The latter is more likely to happen or to happen sooner if we do not revisit our approach to junior high/middle school sports. If we continue to restrict 7th and 8th graders to so few contests of such limited length compared to what those students have in non-school sports, and if we continue to offer nothing for younger students, we essentially force these students to non-school sports.

A Distinctive Place 

It is an often-cited statistic that between 80 and 90 percent of all young people who ever begin playing competitive athletics stop playing before they reach the age of 13, meaning the vast majority of students are not involved in school athletics from middle school onward. It is no mystery why questions arise about the future of school-based sports. We’re doing nothing to make programs available to them. We have no marketing strategies in place.

Whatever we do, we cannot become so much like the over-scheduled non-school programs we criticize that there is no easily discernable difference between school-based sports and non-school sports. So even as we might change our practices and our marketing strategies, we must remember it is our differences from sports on all other levels and by other sponsors that interscholastic athletics has earned its distinctive place both in public education generally and in the world of sports specifically.

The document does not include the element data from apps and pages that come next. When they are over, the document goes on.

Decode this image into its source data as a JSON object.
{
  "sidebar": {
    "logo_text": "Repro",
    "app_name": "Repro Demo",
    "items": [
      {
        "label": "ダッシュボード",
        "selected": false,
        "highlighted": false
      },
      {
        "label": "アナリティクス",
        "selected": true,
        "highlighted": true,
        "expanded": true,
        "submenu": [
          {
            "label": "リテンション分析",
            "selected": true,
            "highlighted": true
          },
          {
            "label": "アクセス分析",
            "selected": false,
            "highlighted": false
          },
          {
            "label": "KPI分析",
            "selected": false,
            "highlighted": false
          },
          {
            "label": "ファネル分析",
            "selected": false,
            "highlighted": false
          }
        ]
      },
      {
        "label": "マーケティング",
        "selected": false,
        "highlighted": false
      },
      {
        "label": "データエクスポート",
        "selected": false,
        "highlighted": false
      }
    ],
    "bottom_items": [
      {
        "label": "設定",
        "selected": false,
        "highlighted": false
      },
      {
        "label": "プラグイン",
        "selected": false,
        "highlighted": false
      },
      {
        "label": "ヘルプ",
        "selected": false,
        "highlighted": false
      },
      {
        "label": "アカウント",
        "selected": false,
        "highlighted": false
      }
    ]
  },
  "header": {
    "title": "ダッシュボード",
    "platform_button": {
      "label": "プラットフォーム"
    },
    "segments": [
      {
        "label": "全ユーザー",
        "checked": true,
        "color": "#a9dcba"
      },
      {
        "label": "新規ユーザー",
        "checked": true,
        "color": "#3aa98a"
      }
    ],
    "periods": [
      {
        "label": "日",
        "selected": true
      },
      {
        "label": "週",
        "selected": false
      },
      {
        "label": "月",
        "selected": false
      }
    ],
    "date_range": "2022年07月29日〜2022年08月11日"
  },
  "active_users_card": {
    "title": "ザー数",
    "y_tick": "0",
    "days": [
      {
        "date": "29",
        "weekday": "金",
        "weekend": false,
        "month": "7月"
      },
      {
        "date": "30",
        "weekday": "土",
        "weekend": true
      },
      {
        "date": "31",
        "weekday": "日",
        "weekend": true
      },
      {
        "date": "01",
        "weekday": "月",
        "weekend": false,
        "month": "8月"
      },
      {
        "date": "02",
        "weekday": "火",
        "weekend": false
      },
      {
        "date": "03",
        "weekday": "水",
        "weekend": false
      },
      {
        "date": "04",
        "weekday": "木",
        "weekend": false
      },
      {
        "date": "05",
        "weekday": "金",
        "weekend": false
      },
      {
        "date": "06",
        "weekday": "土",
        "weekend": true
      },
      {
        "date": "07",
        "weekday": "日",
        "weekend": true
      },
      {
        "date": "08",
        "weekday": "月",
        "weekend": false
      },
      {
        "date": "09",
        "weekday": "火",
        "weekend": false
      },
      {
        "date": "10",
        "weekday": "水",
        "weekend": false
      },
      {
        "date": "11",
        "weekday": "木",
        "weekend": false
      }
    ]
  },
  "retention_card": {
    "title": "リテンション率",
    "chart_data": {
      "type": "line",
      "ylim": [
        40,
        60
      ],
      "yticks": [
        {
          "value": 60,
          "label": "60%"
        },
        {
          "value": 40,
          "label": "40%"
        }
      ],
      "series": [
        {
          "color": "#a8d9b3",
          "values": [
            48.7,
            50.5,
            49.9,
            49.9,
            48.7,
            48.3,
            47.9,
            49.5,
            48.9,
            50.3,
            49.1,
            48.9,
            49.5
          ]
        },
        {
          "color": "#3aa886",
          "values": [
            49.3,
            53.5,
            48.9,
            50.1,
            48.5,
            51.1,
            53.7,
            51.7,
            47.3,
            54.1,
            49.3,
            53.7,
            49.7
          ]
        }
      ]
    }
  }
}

Jack Roberts is executive director of the Michigan High School Athletic Association in East Lansing, Mich. E-mail: jack@mhsaa.com. Twitter: @RobertsJE